An estimated 300 million people in the world suffer from depression, a similar number are plagued by anxiety. Many aspects of contemporary living contribute to mental health illnesses, various studies in recent years show that air pollution is one of them. The finest particle pollutants are known to reach the brain via the bloodstream and the nose, The Guardian report, causing increased brain inflammation, “damage to nerve cells and to changes in stress hormone production, which have been linked to poor mental health.” Air pollution has also been shown to quadruple the risk of depression in teenagers and is being linked to dementia.
Together with noise pollution, studies show that filthy air feeds sleep apnea symptoms and may disturb sleep by exacerbating asthma, COPD, or other respiratory or chronic diseases. This in turn creates greater vulnerability to depression and anxiety, as well as the current Covid-19 virus.
Air pollution is poison, we are literally breathing in toxic compounds that are making us ill, physically and mentally. Urgent and lasting steps are required to reduce to an absolute minimum the levels of air pollution. This requires humanity to drastically reduce its dependency on fossil fuels.
For this to happen there needs to be a major shift in attitudes, triggering a change in behavior and greater levels of environmental responsibility. Consumerism (including consumption of animal food produce) is the principle cause of the environmental emergency, including air pollution. Excessive, unnecessary consumption needs to stop, sufficiency not excess promoted and adopted as the guiding principle. Meat and dairy diets reduced and the trend towards plant based diets encouraged.
At the same time investment in renewable sources of energy generation and supply needs to be increased throughout the world. All unnecessary travel should be eliminated (including air travel), and (where practical) a strategic movement away from the car onto public transport – reliable and clean, cycling and walking. Public transport needs to be state owned and run as a service, not for profit. China, with 99% of the world’s total electric fleet, leads the way in the electrification of public transport, in addition, the Chinese government has invested heavily in electric cars and has set a target of 40% electric vehicles by 2025.
The beautification of our towns and cities (where over 50% of the world’s population now live) goes hand in hand with the reduction in traffic and the promotion of clean modes of transport. Bold imaginative initiatives are required that prioritize the environment and human welfare over corporate concerns. Whole sections of cities and towns, major streets and abandoned sites could be redesigned as peaceful green spaces. And while many fear the closure of retail outlets and the slow death of shopping streets, the possibility of converting these areas to parklands and gardens, present itself and should be embraced.
All flows from a shift in thinking. The environmental emergency is the greatest crisis facing humanity; with every new report published the scope and depth of the crisis becomes increasingly stark, the need for action more urgent.

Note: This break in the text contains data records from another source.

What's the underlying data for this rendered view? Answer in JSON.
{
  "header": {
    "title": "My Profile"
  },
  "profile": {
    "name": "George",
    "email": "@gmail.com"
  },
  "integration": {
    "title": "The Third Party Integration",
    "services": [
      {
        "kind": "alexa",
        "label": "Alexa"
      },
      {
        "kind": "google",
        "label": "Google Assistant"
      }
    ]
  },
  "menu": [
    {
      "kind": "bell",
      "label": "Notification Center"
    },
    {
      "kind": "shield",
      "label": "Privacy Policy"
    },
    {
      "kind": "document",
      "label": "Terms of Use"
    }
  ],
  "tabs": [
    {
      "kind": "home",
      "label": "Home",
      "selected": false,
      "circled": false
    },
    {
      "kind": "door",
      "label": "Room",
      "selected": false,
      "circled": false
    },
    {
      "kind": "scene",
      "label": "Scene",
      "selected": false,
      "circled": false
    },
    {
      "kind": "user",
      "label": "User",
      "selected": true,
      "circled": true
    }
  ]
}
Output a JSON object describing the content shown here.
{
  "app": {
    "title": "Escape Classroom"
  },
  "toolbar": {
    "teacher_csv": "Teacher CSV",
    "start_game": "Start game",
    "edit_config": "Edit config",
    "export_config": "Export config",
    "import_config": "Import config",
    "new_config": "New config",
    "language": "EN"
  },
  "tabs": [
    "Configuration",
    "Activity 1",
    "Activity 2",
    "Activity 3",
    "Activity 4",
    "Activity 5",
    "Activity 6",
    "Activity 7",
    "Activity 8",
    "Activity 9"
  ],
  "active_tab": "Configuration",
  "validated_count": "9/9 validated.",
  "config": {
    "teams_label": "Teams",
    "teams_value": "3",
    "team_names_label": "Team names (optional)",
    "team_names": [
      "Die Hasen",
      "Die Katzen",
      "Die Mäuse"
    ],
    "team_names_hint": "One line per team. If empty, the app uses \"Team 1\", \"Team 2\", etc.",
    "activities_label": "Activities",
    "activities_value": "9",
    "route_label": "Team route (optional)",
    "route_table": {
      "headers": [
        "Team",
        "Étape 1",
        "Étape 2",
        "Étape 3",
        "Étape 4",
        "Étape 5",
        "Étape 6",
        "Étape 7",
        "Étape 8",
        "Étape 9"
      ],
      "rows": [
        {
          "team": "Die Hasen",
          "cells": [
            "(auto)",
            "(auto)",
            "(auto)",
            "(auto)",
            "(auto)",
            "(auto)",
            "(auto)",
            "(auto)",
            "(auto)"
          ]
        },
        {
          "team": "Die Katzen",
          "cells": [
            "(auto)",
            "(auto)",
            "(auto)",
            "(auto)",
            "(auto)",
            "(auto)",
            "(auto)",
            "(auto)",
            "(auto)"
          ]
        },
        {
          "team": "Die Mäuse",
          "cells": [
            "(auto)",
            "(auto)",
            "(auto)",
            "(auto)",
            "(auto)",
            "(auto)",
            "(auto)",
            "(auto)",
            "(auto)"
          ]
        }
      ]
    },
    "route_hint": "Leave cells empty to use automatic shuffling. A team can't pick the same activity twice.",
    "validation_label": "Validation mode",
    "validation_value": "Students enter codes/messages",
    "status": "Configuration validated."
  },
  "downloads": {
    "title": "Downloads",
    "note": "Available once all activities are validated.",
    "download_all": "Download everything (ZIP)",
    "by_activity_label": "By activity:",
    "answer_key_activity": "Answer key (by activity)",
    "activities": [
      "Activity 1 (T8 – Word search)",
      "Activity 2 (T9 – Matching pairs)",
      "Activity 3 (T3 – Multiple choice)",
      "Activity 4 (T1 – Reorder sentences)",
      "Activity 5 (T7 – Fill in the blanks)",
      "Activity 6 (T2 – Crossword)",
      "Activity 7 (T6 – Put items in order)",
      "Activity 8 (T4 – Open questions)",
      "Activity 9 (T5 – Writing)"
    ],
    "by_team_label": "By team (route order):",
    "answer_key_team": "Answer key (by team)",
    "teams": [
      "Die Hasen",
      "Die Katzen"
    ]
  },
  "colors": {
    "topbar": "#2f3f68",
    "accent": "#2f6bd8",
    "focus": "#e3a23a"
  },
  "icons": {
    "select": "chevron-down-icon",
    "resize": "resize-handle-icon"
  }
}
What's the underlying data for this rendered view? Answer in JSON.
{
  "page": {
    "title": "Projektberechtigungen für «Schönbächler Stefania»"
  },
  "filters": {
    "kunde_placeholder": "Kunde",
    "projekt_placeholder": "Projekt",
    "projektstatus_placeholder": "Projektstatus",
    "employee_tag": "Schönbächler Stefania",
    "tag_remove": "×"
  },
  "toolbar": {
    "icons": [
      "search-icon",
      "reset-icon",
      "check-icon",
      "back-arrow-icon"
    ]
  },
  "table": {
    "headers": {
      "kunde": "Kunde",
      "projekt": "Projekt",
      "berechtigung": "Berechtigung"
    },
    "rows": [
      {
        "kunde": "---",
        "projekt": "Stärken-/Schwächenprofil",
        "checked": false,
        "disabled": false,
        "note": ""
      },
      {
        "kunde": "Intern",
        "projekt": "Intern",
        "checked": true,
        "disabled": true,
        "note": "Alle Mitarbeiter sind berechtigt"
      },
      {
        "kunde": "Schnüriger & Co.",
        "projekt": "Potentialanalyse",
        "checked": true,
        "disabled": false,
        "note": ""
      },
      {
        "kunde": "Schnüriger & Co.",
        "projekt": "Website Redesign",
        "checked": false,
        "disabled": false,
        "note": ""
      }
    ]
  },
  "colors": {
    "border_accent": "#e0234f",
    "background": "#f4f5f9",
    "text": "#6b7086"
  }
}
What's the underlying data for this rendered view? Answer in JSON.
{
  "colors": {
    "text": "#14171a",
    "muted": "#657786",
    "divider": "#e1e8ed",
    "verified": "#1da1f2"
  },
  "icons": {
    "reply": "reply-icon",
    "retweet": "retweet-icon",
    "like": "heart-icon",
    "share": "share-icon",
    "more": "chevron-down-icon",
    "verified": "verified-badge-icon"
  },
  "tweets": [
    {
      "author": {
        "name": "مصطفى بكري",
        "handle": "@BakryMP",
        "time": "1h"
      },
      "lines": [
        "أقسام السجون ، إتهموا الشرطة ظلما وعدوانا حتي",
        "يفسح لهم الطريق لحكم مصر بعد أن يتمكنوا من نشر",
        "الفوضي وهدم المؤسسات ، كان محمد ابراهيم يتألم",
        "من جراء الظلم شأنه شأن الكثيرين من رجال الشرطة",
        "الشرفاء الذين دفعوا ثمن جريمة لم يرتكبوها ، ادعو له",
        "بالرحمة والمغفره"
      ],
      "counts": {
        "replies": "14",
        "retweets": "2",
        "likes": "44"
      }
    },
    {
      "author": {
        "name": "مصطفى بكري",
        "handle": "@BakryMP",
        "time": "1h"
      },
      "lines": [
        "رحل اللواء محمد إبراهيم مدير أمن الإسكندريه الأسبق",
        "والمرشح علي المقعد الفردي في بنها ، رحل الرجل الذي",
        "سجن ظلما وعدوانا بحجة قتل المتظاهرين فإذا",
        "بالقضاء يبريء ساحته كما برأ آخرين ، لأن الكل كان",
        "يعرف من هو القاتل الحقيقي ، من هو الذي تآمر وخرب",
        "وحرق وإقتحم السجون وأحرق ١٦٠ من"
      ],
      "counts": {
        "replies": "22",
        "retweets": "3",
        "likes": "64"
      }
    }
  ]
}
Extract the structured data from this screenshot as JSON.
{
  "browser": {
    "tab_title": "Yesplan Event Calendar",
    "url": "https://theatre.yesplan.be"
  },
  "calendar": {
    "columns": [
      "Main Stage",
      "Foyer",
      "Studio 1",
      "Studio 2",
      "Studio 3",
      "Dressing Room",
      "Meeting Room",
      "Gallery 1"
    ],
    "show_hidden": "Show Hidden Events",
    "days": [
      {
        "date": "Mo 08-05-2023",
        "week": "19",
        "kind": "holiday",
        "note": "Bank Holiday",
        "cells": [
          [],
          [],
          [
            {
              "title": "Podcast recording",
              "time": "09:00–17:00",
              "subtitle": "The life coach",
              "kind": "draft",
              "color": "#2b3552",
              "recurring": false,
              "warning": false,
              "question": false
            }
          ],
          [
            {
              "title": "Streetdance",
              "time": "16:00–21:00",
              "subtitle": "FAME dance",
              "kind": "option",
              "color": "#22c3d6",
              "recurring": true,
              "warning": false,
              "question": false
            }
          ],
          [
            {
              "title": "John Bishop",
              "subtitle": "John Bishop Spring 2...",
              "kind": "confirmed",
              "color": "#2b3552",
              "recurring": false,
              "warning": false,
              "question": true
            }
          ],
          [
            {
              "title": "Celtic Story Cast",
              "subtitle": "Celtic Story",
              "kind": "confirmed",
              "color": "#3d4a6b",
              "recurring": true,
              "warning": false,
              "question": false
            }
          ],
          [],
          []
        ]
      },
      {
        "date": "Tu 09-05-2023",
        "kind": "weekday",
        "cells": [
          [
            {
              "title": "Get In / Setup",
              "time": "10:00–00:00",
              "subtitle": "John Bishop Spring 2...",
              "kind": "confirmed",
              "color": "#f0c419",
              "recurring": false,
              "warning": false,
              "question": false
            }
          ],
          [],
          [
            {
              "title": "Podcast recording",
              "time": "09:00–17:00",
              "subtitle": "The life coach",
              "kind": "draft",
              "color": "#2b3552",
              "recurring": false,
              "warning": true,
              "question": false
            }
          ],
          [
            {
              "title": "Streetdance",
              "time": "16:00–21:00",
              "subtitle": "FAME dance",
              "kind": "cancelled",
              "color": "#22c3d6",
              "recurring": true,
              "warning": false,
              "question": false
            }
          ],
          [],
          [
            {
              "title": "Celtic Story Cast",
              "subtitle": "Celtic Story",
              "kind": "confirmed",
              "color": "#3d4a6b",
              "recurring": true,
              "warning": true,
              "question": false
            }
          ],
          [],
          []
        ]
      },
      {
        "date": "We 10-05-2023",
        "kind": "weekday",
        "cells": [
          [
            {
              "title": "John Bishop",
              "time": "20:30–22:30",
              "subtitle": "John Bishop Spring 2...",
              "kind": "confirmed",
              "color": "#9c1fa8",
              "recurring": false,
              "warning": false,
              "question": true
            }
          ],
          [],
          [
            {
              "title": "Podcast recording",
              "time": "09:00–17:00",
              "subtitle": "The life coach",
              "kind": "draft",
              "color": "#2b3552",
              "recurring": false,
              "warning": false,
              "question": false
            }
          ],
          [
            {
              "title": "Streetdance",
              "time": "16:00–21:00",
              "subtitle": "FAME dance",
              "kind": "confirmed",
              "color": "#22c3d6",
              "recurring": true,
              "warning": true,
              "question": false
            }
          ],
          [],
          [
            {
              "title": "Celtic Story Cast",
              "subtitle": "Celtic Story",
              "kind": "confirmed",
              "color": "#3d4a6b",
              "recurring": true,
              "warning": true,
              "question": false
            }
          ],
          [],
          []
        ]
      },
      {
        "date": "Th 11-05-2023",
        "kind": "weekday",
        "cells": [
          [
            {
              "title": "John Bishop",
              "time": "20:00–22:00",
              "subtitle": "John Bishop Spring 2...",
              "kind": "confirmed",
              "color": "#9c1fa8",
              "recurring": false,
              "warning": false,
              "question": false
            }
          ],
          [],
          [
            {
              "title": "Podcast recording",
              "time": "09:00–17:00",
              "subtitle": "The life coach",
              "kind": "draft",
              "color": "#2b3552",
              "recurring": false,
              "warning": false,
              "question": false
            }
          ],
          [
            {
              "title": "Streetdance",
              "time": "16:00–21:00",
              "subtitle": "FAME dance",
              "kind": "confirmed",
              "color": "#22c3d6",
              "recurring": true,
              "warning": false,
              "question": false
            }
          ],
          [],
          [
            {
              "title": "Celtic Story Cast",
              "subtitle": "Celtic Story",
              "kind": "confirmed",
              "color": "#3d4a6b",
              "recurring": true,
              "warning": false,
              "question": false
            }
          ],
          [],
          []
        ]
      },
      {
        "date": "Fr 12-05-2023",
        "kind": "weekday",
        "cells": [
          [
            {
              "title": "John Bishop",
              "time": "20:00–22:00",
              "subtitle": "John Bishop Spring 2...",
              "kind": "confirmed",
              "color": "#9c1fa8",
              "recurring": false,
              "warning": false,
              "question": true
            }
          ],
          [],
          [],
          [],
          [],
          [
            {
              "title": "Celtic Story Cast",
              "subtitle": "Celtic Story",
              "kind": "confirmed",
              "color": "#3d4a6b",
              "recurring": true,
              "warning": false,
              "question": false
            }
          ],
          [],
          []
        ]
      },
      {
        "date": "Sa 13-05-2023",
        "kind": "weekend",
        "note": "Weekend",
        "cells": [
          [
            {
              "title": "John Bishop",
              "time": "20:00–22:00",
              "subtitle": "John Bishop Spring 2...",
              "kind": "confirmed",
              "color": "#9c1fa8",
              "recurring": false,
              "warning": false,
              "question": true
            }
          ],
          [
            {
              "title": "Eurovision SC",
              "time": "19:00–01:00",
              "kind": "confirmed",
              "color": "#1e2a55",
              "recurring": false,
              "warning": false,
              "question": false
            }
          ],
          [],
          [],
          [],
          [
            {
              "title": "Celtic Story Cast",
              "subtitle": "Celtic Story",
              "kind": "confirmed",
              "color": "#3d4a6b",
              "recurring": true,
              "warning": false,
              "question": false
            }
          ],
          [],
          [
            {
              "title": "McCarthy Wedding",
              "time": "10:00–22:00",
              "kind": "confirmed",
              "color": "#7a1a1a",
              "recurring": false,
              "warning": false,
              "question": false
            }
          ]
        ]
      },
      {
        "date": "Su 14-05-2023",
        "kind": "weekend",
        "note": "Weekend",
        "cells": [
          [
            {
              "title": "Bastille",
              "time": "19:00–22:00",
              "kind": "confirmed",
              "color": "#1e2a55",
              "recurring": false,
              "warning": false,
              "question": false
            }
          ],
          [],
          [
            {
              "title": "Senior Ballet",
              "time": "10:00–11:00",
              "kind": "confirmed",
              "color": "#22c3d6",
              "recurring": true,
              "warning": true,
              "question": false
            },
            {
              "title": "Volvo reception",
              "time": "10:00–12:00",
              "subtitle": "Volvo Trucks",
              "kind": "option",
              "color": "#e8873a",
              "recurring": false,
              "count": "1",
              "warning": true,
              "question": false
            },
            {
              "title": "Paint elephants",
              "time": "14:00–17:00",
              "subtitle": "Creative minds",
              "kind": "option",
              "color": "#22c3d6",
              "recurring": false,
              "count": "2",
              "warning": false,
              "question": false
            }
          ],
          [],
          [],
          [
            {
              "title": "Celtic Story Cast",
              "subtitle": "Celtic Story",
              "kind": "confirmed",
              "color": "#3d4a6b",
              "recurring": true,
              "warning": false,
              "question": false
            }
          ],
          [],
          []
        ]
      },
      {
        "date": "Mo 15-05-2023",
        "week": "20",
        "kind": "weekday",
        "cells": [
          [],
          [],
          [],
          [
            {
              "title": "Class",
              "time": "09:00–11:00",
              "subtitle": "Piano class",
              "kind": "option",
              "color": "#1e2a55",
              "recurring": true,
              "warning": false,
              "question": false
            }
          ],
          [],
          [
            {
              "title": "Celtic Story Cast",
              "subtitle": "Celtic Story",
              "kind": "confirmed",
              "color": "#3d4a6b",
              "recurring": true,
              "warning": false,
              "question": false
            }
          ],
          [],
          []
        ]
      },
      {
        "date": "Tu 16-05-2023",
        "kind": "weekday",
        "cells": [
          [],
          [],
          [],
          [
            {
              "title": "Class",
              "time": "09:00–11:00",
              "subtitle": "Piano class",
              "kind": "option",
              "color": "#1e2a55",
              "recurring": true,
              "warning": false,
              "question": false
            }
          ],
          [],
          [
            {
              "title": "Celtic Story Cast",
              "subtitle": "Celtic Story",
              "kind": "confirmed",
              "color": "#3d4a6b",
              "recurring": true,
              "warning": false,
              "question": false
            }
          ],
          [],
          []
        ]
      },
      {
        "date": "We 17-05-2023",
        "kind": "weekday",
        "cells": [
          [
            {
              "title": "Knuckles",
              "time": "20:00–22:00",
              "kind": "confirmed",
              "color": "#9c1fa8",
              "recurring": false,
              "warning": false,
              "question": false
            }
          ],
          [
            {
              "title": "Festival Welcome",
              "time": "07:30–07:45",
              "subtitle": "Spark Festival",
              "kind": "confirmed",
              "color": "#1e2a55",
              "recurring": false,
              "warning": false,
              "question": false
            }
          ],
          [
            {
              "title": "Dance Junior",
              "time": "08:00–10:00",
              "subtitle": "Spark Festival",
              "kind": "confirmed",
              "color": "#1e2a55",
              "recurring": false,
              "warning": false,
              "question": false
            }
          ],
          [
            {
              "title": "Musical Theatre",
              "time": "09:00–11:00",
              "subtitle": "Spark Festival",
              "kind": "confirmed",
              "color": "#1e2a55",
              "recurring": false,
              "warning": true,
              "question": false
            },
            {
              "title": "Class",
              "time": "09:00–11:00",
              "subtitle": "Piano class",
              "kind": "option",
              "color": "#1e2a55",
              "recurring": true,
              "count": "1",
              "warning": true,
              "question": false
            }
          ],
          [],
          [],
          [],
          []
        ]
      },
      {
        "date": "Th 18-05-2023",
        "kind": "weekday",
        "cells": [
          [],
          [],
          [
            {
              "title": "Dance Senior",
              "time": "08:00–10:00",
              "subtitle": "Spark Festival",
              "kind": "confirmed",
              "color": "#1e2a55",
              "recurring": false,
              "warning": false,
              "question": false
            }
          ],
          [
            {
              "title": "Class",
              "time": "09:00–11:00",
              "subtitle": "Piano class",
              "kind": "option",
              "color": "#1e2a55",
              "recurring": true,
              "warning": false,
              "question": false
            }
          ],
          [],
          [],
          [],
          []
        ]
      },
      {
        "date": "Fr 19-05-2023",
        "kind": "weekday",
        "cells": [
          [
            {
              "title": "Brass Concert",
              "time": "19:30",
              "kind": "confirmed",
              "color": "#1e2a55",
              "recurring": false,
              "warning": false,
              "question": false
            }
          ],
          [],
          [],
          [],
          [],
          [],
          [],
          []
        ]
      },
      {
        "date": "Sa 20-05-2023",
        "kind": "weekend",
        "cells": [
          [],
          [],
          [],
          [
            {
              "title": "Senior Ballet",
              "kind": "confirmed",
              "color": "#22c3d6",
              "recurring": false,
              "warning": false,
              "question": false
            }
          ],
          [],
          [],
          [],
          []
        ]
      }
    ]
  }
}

To date the complacency of governments and corporations, as well as large tracts of the public, has been astonishing and shameful; this must now change.
Covid-19 forced governments to act (albeit in many cases inadequately); the same sense of urgency needs to be applied to tackling air pollution, which, I say again, is responsible for at least nine million deaths a year, and the wider environmental emergency. The pandemic has given the natural environment a brief respite from human abuse; as countries ‘open up’, we have the chance to adopt a new responsible approach to living and not revert to old destructive ways.